Recently, I realized I was searching for someone, other than myself, to blame for my own carelessness, so I’m painfully aware how tempting it sometimes can be trying to shirk responsibility and falling prey to the blame game. I came home one day, after a refreshing morning at Starbucks, to find a traffic cone placed at the end of my driveway. The City of Peoria had previously sent out flyers warning the neighborhood they’d be repaving our streets, one lane at a time, so I knew the orange pylon meant our side of the street was to be repaired first. I moved the cone, parked my wife’s car in the garage, and then purposely repositioned the rubber pylon in approximately the same spot. After a while I decided to run some errands since the city had not yet started their project.
I backed out of the garage and was quite startled when I felt (and heard) a “clunk,” but of course I instantly knew what had transpired. I had completely forgotten about the traffic cone, and I had not seen the small structure in any of the mirrors when backing out. I quickly got out of the Hyundai to assess the situation. The Elantra appeared to be fine, but the orange pylon was significantly bent underneath the car’s frame. I was unable to remove the cone with my hands because it was wedged in there so tightly that it would not budge, so I pulled the vehicle forward a bit and…ta-da. No harm, no foul, or so I thought.
The next week my wife was leaving work and noticed the rear panel of her Elantra was slightly split at the seam. It did not take a genius to figure out how the damage may have happened. We took the fairly new vehicle to the Hyundai dealership since the car was still under warranty. I showed the service department representative the split seam, but I did not offer an explanation as to how it may have occurred. The representative gave the entire backend of the car a thorough once over (mainly with a confused look on his face). He concluded, after finding a few scratches down low, the Elantra must’ve been hit; therefore, it would not be covered under our warranty. The service department representative also informed us they would have to replace (not repair) the whole back panel, and he gave us a $1,000. estimate to fix the car. I was utterly in shock.
The blame game had officially begun. I rationalized the destruction done to the vehicle was the City of Peoria’s fault. Someone on the city’s payroll after all was the one who originally positioned the traffic cone in my driveway. In addition, if they would have begun resurfacing our street immediately, after placing the pylon, I never would’ve even considered leaving the house that day to run inessential errands. I then reasoned if the city wasn’t responsible then surely somehow the Hyundai dealership was at fault for not honoring the warranty.
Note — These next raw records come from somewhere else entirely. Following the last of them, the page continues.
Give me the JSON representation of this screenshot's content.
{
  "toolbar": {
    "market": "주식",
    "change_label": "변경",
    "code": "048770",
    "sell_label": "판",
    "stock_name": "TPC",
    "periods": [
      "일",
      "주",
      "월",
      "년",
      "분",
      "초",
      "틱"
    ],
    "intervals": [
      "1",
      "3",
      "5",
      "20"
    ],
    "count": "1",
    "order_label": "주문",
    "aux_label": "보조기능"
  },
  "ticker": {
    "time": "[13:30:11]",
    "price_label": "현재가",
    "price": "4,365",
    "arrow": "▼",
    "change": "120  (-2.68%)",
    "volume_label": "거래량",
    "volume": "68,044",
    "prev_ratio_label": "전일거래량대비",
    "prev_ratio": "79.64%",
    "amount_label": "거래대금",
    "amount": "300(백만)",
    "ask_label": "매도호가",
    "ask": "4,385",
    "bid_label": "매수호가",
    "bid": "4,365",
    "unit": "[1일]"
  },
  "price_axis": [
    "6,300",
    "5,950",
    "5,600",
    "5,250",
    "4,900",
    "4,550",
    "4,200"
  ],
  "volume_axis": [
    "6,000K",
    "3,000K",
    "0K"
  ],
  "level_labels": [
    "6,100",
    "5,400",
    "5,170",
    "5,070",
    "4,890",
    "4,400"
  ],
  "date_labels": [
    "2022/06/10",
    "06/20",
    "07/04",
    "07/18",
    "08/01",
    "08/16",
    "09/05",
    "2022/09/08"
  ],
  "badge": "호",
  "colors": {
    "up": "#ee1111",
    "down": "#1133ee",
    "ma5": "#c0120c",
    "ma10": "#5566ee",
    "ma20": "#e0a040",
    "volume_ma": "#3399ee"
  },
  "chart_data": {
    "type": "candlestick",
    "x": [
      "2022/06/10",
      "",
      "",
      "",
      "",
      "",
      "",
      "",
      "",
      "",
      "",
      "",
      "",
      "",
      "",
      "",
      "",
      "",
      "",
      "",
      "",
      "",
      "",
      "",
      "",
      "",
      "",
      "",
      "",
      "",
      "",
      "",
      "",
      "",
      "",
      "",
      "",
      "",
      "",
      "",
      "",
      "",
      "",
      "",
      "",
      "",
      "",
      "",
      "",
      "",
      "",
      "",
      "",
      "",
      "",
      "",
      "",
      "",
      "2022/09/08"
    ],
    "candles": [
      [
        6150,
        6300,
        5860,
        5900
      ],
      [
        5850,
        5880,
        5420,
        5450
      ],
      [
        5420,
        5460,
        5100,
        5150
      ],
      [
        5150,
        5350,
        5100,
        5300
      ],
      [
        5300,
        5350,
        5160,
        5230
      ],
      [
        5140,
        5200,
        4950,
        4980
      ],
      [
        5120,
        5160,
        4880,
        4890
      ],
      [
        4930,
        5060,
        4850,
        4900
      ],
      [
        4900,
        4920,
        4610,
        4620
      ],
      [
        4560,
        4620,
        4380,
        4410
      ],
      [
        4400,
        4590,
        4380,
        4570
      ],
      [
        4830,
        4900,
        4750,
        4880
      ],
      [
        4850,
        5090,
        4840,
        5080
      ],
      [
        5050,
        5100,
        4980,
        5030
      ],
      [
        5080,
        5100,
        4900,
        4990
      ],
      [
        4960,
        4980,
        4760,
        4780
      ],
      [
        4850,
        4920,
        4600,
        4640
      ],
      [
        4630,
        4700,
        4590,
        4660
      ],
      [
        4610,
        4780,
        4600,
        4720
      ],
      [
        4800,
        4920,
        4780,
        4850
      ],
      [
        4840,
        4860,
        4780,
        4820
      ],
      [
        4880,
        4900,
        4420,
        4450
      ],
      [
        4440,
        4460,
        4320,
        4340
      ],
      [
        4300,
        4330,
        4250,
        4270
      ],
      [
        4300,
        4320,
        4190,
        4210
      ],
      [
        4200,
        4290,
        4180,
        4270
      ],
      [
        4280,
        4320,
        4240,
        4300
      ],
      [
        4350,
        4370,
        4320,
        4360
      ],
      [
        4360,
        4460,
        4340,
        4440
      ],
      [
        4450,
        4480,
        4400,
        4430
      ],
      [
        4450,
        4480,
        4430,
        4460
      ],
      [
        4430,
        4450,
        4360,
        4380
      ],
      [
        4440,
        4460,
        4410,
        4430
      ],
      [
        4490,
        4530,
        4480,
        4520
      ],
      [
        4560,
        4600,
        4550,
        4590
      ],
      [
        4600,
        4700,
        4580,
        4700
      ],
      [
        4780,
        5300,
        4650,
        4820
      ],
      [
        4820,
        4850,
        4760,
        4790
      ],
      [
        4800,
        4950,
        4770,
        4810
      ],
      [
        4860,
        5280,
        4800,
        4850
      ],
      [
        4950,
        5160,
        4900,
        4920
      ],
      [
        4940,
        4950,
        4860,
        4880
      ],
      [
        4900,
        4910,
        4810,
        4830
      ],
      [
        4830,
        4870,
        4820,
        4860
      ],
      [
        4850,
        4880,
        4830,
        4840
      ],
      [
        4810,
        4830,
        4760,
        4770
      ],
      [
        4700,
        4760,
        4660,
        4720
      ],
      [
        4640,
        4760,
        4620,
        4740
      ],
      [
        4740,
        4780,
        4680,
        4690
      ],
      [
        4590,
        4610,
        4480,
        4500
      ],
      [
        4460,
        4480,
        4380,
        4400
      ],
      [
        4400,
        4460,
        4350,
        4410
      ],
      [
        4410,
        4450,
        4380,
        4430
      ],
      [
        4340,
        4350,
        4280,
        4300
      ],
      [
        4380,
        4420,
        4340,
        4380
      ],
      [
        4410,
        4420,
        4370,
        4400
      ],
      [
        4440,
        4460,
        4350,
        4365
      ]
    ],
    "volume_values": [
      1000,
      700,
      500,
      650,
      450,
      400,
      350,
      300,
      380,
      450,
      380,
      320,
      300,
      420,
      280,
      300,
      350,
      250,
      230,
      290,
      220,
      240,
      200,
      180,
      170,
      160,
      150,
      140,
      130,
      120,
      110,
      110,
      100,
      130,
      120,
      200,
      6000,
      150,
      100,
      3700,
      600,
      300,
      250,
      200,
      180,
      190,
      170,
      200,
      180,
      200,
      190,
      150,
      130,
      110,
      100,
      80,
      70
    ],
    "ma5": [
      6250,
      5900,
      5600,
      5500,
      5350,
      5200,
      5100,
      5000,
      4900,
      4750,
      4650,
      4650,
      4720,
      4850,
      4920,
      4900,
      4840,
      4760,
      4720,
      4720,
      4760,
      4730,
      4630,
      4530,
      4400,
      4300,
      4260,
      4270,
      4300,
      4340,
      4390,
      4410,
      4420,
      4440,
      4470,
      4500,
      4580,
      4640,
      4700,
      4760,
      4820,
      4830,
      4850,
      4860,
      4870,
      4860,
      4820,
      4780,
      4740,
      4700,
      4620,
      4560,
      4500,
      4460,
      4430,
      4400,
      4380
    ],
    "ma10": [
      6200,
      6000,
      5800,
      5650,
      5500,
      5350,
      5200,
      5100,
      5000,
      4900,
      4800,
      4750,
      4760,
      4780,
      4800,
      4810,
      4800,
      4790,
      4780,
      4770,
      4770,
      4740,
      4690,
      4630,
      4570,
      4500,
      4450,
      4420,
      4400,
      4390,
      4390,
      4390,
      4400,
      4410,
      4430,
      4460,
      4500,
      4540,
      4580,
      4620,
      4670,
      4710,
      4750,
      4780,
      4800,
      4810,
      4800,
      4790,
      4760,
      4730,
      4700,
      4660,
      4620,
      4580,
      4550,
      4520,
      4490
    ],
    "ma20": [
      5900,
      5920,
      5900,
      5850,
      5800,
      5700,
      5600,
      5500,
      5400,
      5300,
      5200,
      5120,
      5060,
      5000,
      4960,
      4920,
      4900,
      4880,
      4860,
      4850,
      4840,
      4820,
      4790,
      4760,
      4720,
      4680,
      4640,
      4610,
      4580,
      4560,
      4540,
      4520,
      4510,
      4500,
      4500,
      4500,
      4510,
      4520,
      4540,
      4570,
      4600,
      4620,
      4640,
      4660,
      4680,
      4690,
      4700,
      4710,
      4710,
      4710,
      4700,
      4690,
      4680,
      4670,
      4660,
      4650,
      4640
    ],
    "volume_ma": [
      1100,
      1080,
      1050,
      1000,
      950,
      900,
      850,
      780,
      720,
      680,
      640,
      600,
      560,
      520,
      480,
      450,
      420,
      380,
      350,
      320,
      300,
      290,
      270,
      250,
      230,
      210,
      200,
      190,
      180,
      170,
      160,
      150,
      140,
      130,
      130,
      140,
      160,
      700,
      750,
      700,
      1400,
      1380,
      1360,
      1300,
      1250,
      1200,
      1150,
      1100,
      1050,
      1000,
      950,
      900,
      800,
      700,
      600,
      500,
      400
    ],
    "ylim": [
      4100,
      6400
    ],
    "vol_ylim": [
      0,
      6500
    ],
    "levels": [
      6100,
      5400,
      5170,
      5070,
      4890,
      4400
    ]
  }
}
Ultimately, I came to my senses and stopped searching, for someone else to blame, and I finally admitted I was solely responsible for the damage done to my wife’s Elantra. I’m certainly disappointed I chose to dabble in the blame game, but at least in the end I got it right.